You began your career with ALE in Special Projects. Tell us more about how that transitioned into your current role.
My first big assignment as a Special Projects Coordinator was to find housing for the clean up crews for the Deep Horizon oil spill that occurred in 2010 in Louisiana. I was on that special project for a couple of years, assisting the military, fish and wildlife teams, and other groups sent to assist in the oil spill that needed housing. Not long after that project, I was offered the manager position on the National Account Management team. Later on when ALE was asked to house the adjusters that were deployed to assist with national disasters, they offered me the position to build and run the CAT Logistics Team.
Congratulations on your 13-year anniversary with ALE. What do you think is the key to longevity within the company?
For me, the longevity has been the result of a combination of things: my work ethic, the company’s culture, and the opportunities that were offered to me to grow within the company that ALE had built.
What do you consider to be your busy seasons and why?
Customarily, our busy season is June 1st to November 30th, which coincides directly with the hurricane season.
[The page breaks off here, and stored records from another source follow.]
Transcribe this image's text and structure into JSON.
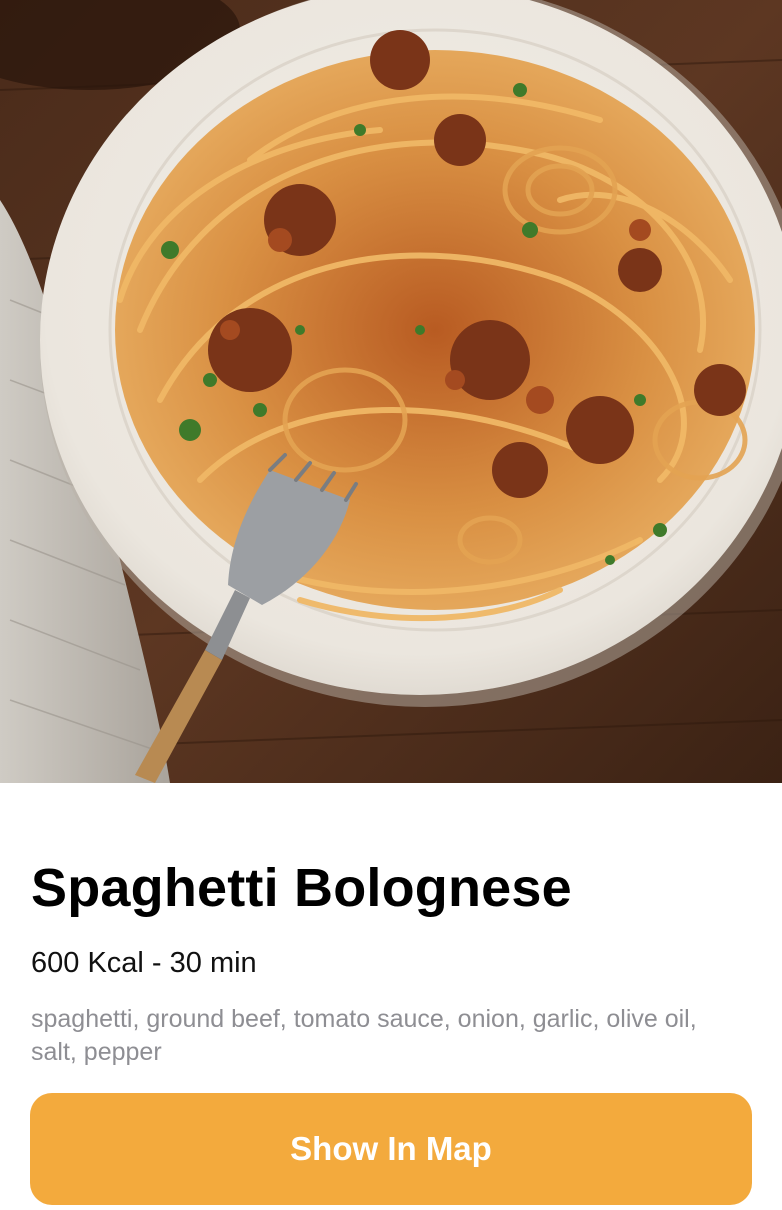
{
  "recipe": {
    "image_alt": "plate-of-spaghetti-bolognese-photo",
    "title": "Spaghetti Bolognese",
    "meta": "600 Kcal - 30 min",
    "ingredients": "spaghetti, ground beef, tomato sauce, onion, garlic, olive oil, salt, pepper"
  },
  "actions": {
    "show_in_map_label": "Show In Map"
  },
  "colors": {
    "accent": "#f3aa3d",
    "title": "#000000",
    "meta": "#111111",
    "secondary_text": "#8e8e93",
    "background": "#ffffff"
  }
}
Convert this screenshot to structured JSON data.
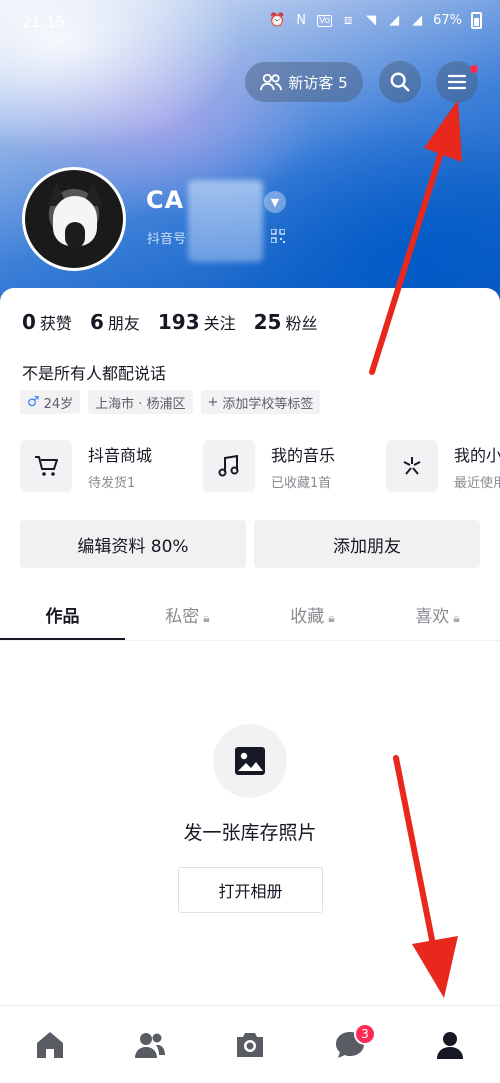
{
  "status_bar": {
    "time": "21:15",
    "icons": [
      "alarm-icon",
      "nfc-icon",
      "volte-icon",
      "vibrate-icon",
      "wifi-icon",
      "signal-4g-icon",
      "signal-4g-icon"
    ],
    "battery": "67%"
  },
  "header": {
    "visitors_label": "新访客 5",
    "username": "CA",
    "douyin_id_label": "抖音号"
  },
  "stats": [
    {
      "num": "0",
      "label": "获赞"
    },
    {
      "num": "6",
      "label": "朋友"
    },
    {
      "num": "193",
      "label": "关注"
    },
    {
      "num": "25",
      "label": "粉丝"
    }
  ],
  "bio": "不是所有人都配说话",
  "tags": {
    "age": "24岁",
    "location": "上海市 · 杨浦区",
    "add_school": "添加学校等标签"
  },
  "shortcuts": [
    {
      "title": "抖音商城",
      "sub": "待发货1",
      "icon": "cart-icon"
    },
    {
      "title": "我的音乐",
      "sub": "已收藏1首",
      "icon": "music-note-icon"
    },
    {
      "title": "我的小",
      "sub": "最近使用",
      "icon": "mini-program-icon"
    }
  ],
  "actions": {
    "edit_profile": "编辑资料 80%",
    "add_friend": "添加朋友"
  },
  "tabs": [
    {
      "label": "作品",
      "locked": false
    },
    {
      "label": "私密",
      "locked": true
    },
    {
      "label": "收藏",
      "locked": true
    },
    {
      "label": "喜欢",
      "locked": true
    }
  ],
  "empty_state": {
    "text": "发一张库存照片",
    "button": "打开相册"
  },
  "bottom_nav": {
    "messages_badge": "3"
  },
  "colors": {
    "accent": "#fe2c55",
    "annotation_arrow": "#e8271d",
    "text_primary": "#161823",
    "text_secondary": "#8a8b91"
  }
}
The biggest amount of movement happens during a hurricane, because it usually requires thousands of deployed adjusters. This year has been uniquely different because there were a lot of spring storms, and there have been a lot of summer storms. So, what we would normally consider our quiet time has been relatively busy as well. The weather really dictates what our busy season is.
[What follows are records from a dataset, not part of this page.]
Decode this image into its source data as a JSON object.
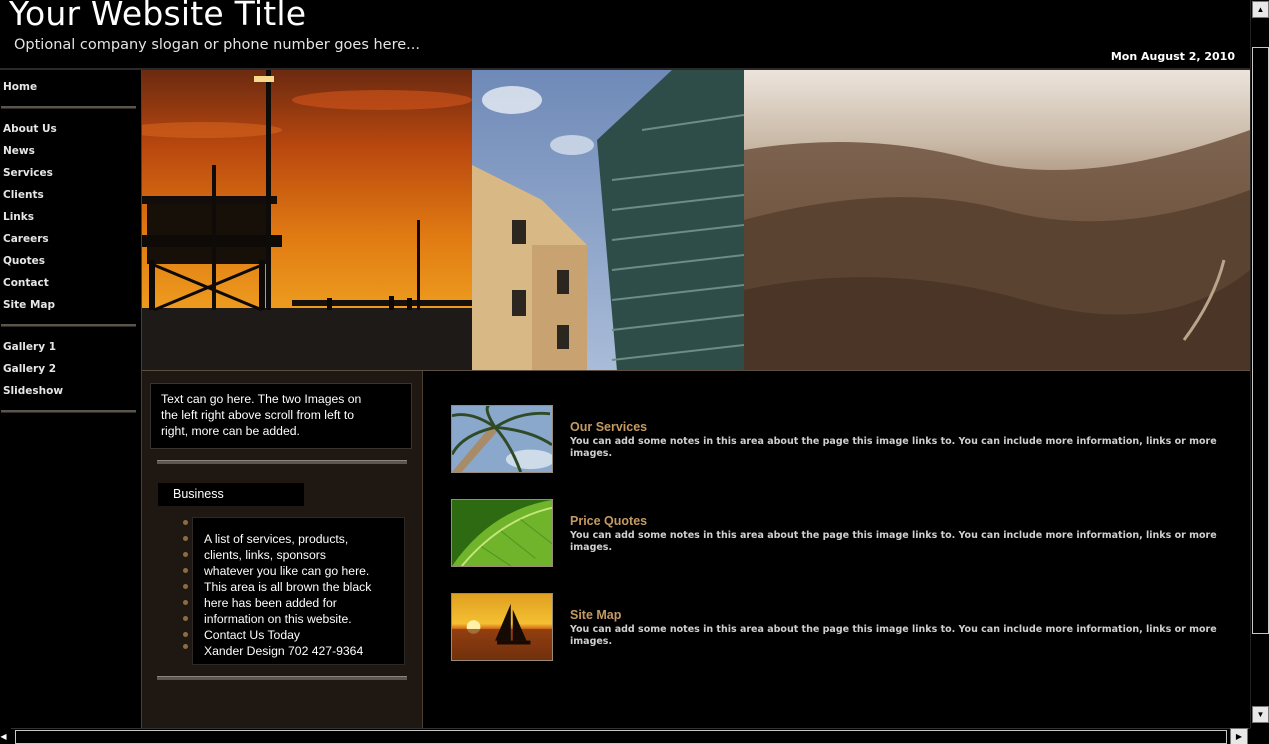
{
  "header": {
    "title": "Your Website Title",
    "slogan": "Optional company slogan or phone number goes here...",
    "date": "Mon August 2, 2010"
  },
  "nav": {
    "home": "Home",
    "about": "About Us",
    "news": "News",
    "services": "Services",
    "clients": "Clients",
    "links": "Links",
    "careers": "Careers",
    "quotes": "Quotes",
    "contact": "Contact",
    "sitemap": "Site Map",
    "gallery1": "Gallery 1",
    "gallery2": "Gallery 2",
    "slideshow": "Slideshow"
  },
  "sidebar_text": {
    "intro_lines": [
      "Text can go here. The two Images on",
      "the left right above scroll from left to",
      "right,  more can be added."
    ],
    "business_heading": "Business",
    "list_lines": [
      "A list of services, products,",
      "clients, links, sponsors",
      "whatever you like can go here.",
      "This area is all brown the black",
      "here has been added for",
      "information on this website.",
      "Contact Us Today",
      "Xander Design 702 427-9364"
    ]
  },
  "features": [
    {
      "title": "Our Services",
      "desc": "You can add some notes in this area about the page this image links to. You can include more information, links or more images.",
      "icon": "palm-tree-image"
    },
    {
      "title": "Price Quotes",
      "desc": "You can add some notes in this area about the page this image links to. You can include more information, links or more images.",
      "icon": "green-leaf-image"
    },
    {
      "title": "Site Map",
      "desc": "You can add some notes in this area about the page this image links to. You can include more information, links or more images.",
      "icon": "sailboat-sunset-image"
    }
  ],
  "colors": {
    "accent": "#c49a62",
    "brown_panel": "#1f1812",
    "bullet": "#8c6c43"
  },
  "scrollbars": {
    "up_arrow": "▲",
    "down_arrow": "▼",
    "left_arrow": "◀",
    "right_arrow": "▶"
  }
}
What characteristics best describe your team members?
Over the years, I’ve compiled a list of characteristics I think make up a very successful team of catastrophe service specialists. They are: problem solving skills, resilience, collaboration, team work, adaptability, strong communication skills, empathy and compassion, and most of all–a sense of humor! They also need to be a Subject Matter Expert (SME) in the area they are deploying people to.
These characteristics collectively contribute to a successful team; however, every team member isn’t expected to have all of them. When I build a team I try to find people that have strengths in these different characteristics. Some are more compassionate, while others may have a good sense of humor. By working together and collaborating with all these types of characteristics, that’s what I think makes a successful team.
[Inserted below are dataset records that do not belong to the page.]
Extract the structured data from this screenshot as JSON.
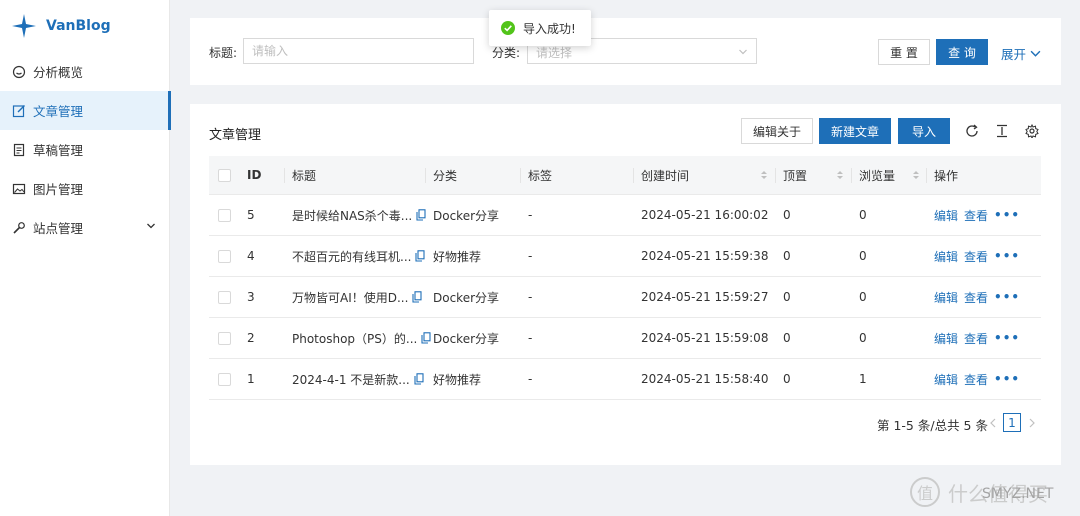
{
  "app": {
    "brand": "VanBlog"
  },
  "sidebar": {
    "items": [
      {
        "label": "分析概览",
        "icon": "dashboard-icon"
      },
      {
        "label": "文章管理",
        "icon": "edit-icon",
        "active": true
      },
      {
        "label": "草稿管理",
        "icon": "draft-icon"
      },
      {
        "label": "图片管理",
        "icon": "image-icon"
      },
      {
        "label": "站点管理",
        "icon": "tool-icon",
        "expandable": true
      }
    ]
  },
  "search": {
    "title_label": "标题:",
    "title_placeholder": "请输入",
    "category_label": "分类:",
    "category_placeholder": "请选择",
    "reset_label": "重 置",
    "query_label": "查 询",
    "expand_label": "展开"
  },
  "toast": {
    "text": "导入成功!",
    "icon": "check-circle-icon"
  },
  "table": {
    "title": "文章管理",
    "toolbar": {
      "edit_about": "编辑关于",
      "new_article": "新建文章",
      "import": "导入"
    },
    "columns": [
      "ID",
      "标题",
      "分类",
      "标签",
      "创建时间",
      "顶置",
      "浏览量",
      "操作"
    ],
    "rows": [
      {
        "id": "5",
        "title": "是时候给NAS杀个毒...",
        "category": "Docker分享",
        "tags": "-",
        "created": "2024-05-21 16:00:02",
        "pinned": "0",
        "views": "0"
      },
      {
        "id": "4",
        "title": "不超百元的有线耳机...",
        "category": "好物推荐",
        "tags": "-",
        "created": "2024-05-21 15:59:38",
        "pinned": "0",
        "views": "0"
      },
      {
        "id": "3",
        "title": "万物皆可AI！使用D...",
        "category": "Docker分享",
        "tags": "-",
        "created": "2024-05-21 15:59:27",
        "pinned": "0",
        "views": "0"
      },
      {
        "id": "2",
        "title": "Photoshop（PS）的...",
        "category": "Docker分享",
        "tags": "-",
        "created": "2024-05-21 15:59:08",
        "pinned": "0",
        "views": "0"
      },
      {
        "id": "1",
        "title": "2024-4-1 不是新款...",
        "category": "好物推荐",
        "tags": "-",
        "created": "2024-05-21 15:58:40",
        "pinned": "0",
        "views": "1"
      }
    ],
    "actions": {
      "edit": "编辑",
      "view": "查看",
      "more": "•••"
    },
    "pagination": {
      "summary": "第 1-5 条/总共 5 条",
      "current_page": "1"
    }
  },
  "watermark": {
    "logo": "值",
    "text": "什么值得买",
    "sub": "SMYZ.NET"
  },
  "colors": {
    "accent": "#1e6fb8",
    "success": "#52c41a",
    "active_bg": "#e6f2fb"
  }
}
What is something you’ve worked on in the CAT dept that you are most proud of?
I would have to say my ability to build a team that really connects with each other. The role that we serve here at ALE Solutions is an important one because we need to be able to work together collaboratively. Specifically in a time of need when our customers rely on us. They depend on us to make sure we can get them to the scene of a CAT first. I’m proud that my team is successful and we get so much positive feedback from the insurance companies that we were able to find rooms where there were no rooms.
What is the biggest lesson you have learned after your time with CATs?
I’ve been managing the CAT Logistics Team for over seven years now, and every year I learn an important takeaway. Every hurricane or every catastrophe is different, there are never two that are the same. What I’ve learned from one CAT doesn’t necessarily correlate with the next CAT. What may have worked in one area, may not work in another. Some areas may have more hotels, and others less. The area impacted mandates the resources we are able to pull together and how successful we are in that endeavor.
My team and I always have post-CAT meetings where we try to prepare for the next time, and then we just simply aren’t able to use the strategy we came up with. What I’ve learned the most is to expect the unexpected!